  • The northern regions of the Nordics and Russia are located in the arctic and subarctic areas, where climatic conditions can be extreme, and temperature difference between winter and summer conditions can exceed 70°C.

The four facts above form a puzzle with which the construction industry and facility management in the arctic regions work every day. A society living on terms of sustainability must have sustainable buildings.
The experts of Facility Management of Regional Buildings –project are aware of all the above and much more. The project will adapt concepts of energy efficiency and energy saving through upgrading or renovation, and thus bring effective operation and management of buildings of the Barents region into action.

Modern housing and environmental sustainability can be combined

Seen from an environmental perspective, buildings consume 40% of the energy and, stand for nearly the same amount of CO2-emissions. Residential buildings should be emphasized, as the number of buildings is much higher than number of commercial and public buildings. Residential buildings thus constitute a major environmental impact.
The project sees that  facility management FM has potential to be further developed in the Arctic region as a product that can be sold to customers. This segment of the building sector is not yet well developed in all parts of the Arctic region. The project will contribute to further development of ideas, services and systems that can be a base for creating more cross border activities in this area.

Student dormitory in Arkhangelsk is a test building of FAMARB

The project partners combine their strengths around the topic. Northern Arctic Federal University NArFU (located in Arkhangelsk, Russia) has the main responsibility in selecting and evaluating a case where project recommendations are implemented. The student dormitory of NArFU is a case. There, the project is e.g. testing different radiator designs of different materials, remote operation system of heating, adjustable heating modes to ensure energy-saving, and window units with different materials of frames,. The Higher School of Engineering is currently monitoring temperature, humidity, air velocity and gas composition in the building.

The task of NArFU in the project is also to identify specific challenges related to renovation in Barents climate. They will e.g. classify different conditions for soils, foundation, materials and structures, as well as indoor environment. On point of view is that they have to determine preservation criteria for architectural and cultural values.

Oulu University of Applied Sciences stands for developing further the models for efficient management of buildings in the operational stage. This is a field of expertise that OUAS has specialised in and developed during several projects in Europe.

Besides leading the project, the Lead Partner UiT the Arctic University of Norway, has the main role in developing education and more generally desseminating information about the topic and about the results. UiT has worked with sustainable construction, sustainable housing and facility management for years and co-operated on the Kolarctic region level and on an European level.
The Research Institutes of Sweden RISE participates in the project because of its specialization in sustainable construction, especially wooden structures.

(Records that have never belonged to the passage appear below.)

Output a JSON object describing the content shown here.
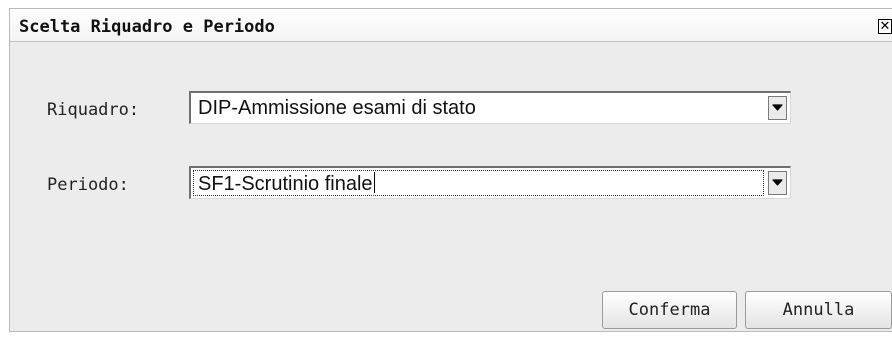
{
  "dialog": {
    "title": "Scelta Riquadro e Periodo",
    "close_icon": "close-icon"
  },
  "form": {
    "riquadro_label": "Riquadro:",
    "riquadro_value": "DIP-Ammissione esami di stato",
    "periodo_label": "Periodo:",
    "periodo_value": "SF1-Scrutinio finale"
  },
  "buttons": {
    "confirm_label": "Conferma",
    "cancel_label": "Annulla"
  },
  "icons": {
    "dropdown": "chevron-down-icon",
    "close": "close-icon"
  },
  "colors": {
    "dialog_background": "#ececec",
    "titlebar_background": "#f7f7f7"
  }
}
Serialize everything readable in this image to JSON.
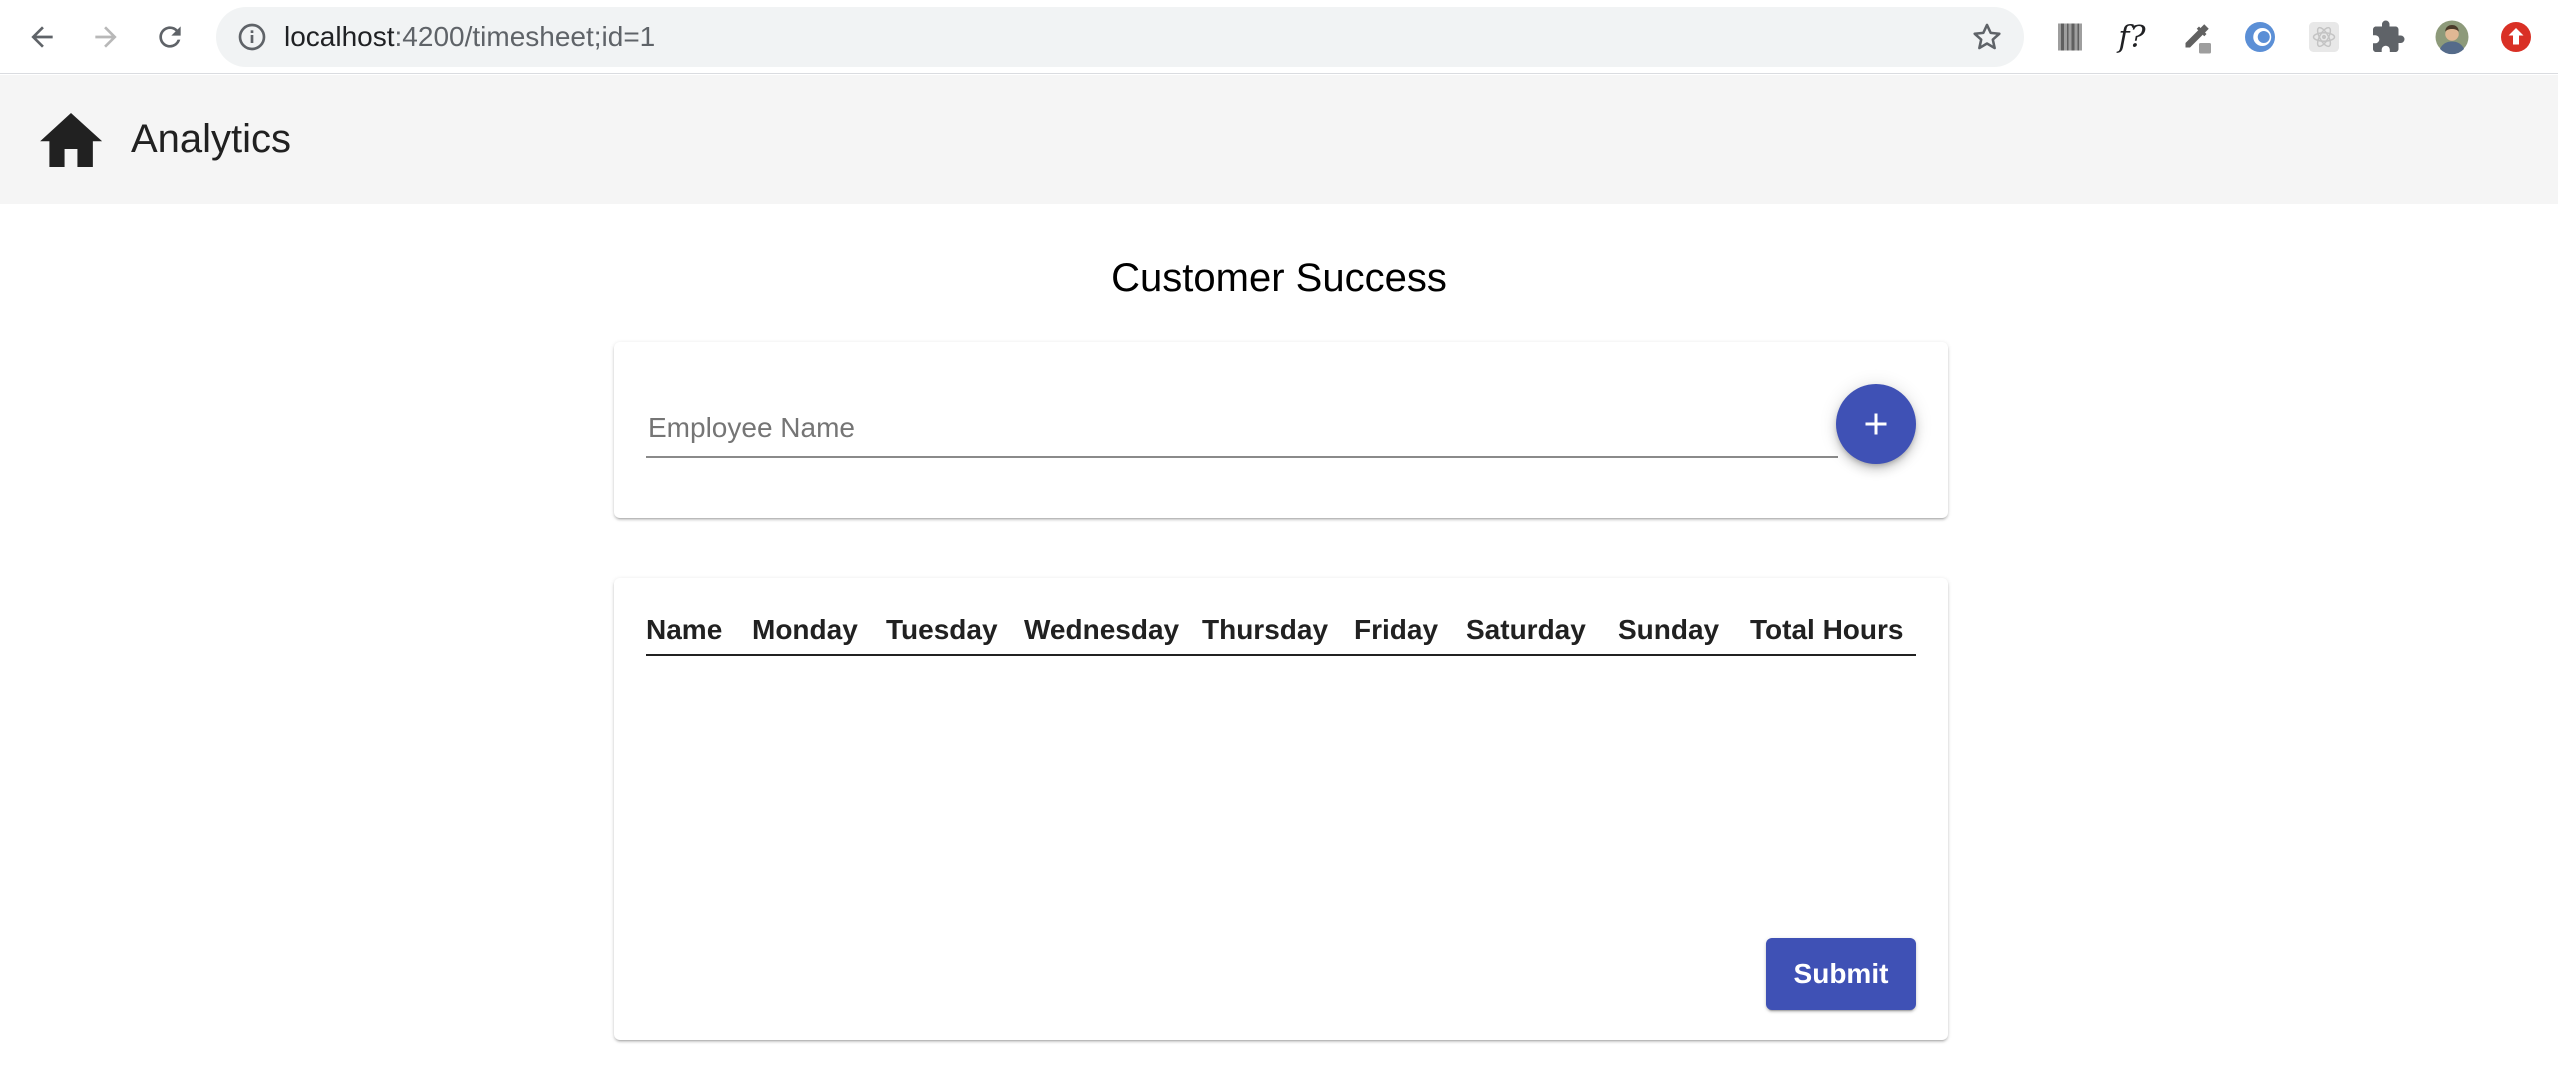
{
  "browser": {
    "url_host": "localhost",
    "url_path": ":4200/timesheet;id=1",
    "extensions": {
      "formula_label": "f?"
    },
    "icons": [
      "back-arrow-icon",
      "forward-arrow-icon",
      "reload-icon",
      "info-icon",
      "star-icon",
      "barcode-icon",
      "color-picker-icon",
      "vpn-icon",
      "react-devtools-icon",
      "extensions-puzzle-icon",
      "profile-avatar",
      "update-icon"
    ]
  },
  "toolbar": {
    "title": "Analytics",
    "icon": "home-icon"
  },
  "page": {
    "title": "Customer Success"
  },
  "form": {
    "employee_placeholder": "Employee Name",
    "employee_value": "",
    "add_icon": "plus-icon"
  },
  "table": {
    "columns": [
      "Name",
      "Monday",
      "Tuesday",
      "Wednesday",
      "Thursday",
      "Friday",
      "Saturday",
      "Sunday",
      "Total Hours"
    ],
    "rows": []
  },
  "actions": {
    "submit_label": "Submit"
  },
  "colors": {
    "primary": "#3f51b5",
    "toolbar_bg": "#f5f5f5",
    "update_badge": "#d93025"
  }
}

Project website 
Project video on the website of FAMARB
See also an animated video from the project in Youtube